• [Records for this exercise]:
::::::
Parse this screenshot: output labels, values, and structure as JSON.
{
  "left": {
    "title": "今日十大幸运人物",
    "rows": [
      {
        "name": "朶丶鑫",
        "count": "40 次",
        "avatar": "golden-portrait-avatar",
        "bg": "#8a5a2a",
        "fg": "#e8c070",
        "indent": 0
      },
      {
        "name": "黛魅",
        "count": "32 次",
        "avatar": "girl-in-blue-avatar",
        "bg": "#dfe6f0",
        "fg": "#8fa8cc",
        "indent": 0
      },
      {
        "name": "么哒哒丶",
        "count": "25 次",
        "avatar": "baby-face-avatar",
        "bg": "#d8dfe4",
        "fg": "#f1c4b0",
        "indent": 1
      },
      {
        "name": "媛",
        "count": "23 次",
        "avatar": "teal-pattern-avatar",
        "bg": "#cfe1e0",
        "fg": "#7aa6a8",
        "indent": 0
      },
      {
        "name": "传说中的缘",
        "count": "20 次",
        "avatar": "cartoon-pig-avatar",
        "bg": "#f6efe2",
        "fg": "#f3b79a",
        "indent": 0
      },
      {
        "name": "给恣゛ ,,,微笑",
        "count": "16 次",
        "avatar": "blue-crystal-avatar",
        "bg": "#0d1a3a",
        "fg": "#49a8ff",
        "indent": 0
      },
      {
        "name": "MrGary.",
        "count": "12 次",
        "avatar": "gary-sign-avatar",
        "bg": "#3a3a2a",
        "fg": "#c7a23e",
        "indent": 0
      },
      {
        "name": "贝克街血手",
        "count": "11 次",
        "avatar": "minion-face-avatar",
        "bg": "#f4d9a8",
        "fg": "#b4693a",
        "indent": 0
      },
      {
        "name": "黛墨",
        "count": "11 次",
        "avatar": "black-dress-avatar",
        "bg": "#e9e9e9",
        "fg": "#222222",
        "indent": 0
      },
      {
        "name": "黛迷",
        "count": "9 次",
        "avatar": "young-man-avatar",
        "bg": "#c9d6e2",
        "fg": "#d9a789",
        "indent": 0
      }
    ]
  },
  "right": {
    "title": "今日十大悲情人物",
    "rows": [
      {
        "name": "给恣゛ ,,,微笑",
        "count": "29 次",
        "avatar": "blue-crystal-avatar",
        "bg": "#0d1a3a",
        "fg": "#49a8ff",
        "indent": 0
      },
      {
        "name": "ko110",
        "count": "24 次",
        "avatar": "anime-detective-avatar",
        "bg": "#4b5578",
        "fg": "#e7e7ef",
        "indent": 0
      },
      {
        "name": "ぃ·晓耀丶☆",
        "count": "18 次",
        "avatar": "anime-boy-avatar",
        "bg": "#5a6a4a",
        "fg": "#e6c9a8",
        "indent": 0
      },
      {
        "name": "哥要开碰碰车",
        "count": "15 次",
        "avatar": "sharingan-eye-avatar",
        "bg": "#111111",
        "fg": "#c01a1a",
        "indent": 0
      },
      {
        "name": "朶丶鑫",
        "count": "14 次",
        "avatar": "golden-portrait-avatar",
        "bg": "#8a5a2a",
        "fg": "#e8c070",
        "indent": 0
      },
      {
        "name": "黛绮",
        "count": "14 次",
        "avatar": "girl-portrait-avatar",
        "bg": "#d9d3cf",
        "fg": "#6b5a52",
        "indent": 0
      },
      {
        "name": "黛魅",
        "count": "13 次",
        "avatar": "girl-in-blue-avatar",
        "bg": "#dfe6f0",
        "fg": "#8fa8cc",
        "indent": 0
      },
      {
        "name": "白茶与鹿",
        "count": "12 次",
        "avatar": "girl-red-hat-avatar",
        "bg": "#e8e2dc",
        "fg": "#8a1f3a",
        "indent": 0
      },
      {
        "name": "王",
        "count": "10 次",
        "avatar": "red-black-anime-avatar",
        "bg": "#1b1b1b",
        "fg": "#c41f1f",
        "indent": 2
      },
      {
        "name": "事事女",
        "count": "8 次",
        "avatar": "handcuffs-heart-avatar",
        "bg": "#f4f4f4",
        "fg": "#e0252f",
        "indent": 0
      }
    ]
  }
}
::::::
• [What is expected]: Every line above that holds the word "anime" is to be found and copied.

• [Written solution]:
        "avatar": "anime-detective-avatar",
        "avatar": "anime-boy-avatar",
        "avatar": "red-black-anime-avatar",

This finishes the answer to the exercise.